The U.S. Federal Reserve's recent tough talk on inflation served notice to financial markets that the central bank was serious about tamping down price pressures, but it has hit the economy in one of its tenderest spots — housing.
Markets took immediate heed of surprisingly strong comments delivered by Fed Chairman Ben Bernanke and Vice Chairman Donald Kohn on inflation earlier this month and began to judge chances of a rate hike at the Fed's August meeting a near certainty.
But a side effect of this new respect for the central bank's commitment to price stability came in the form of elevated longer-term interest rates, which reflects a steeper than previously expected march up in the overnight borrowing costs that the Fed controls.

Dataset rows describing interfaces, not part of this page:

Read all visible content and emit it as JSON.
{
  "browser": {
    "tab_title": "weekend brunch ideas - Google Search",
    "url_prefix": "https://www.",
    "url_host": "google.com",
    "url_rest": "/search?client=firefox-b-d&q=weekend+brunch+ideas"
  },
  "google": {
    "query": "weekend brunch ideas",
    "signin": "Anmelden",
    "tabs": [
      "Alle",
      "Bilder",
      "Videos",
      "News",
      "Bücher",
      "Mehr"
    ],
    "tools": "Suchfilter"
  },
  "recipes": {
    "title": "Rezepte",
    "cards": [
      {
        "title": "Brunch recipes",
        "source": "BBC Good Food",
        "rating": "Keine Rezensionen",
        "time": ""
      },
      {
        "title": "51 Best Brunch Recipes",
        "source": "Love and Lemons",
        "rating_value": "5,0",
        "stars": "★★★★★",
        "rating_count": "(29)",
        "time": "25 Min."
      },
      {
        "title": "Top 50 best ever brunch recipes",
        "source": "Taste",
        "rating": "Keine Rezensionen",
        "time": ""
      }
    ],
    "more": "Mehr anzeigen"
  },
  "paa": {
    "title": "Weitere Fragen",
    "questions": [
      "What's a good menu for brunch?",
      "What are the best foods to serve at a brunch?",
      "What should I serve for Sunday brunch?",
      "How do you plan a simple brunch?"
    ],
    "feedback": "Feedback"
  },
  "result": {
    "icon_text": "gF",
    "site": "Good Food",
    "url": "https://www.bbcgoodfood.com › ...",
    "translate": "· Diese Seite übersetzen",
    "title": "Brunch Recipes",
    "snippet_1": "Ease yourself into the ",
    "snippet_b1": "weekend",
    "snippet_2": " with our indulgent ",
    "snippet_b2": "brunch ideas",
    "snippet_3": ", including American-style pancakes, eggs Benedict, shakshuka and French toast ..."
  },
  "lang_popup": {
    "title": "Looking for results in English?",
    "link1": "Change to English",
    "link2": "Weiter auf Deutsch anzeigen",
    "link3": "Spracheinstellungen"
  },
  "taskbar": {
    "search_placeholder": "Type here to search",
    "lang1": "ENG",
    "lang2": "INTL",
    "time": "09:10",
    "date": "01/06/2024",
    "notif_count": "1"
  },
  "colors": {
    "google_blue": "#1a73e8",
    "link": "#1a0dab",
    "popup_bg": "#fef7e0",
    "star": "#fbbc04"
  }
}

These higher long-term rates on Treasury securities have quickly translated to higher rates for fixed-rate mortgages, a drop in mortgage applications and a slide in home loan refinancing that could push the prospect of a strengthening in anemic economic conditions further into the future.
"The Fed's tougher line on inflation has had some benefits in terms of the firmer dollar, and has taken some of the steam out of commodity prices," said Mark Zandi, chief economist for Moody's Economy.com. "But it also has created some problems, the most obvious being...another hit to the already fragile housing market."
Saturday, June 21, 2008
Fed's Anti-Inflation Talk Weakens Housing Market
From Reuters, via CNBC: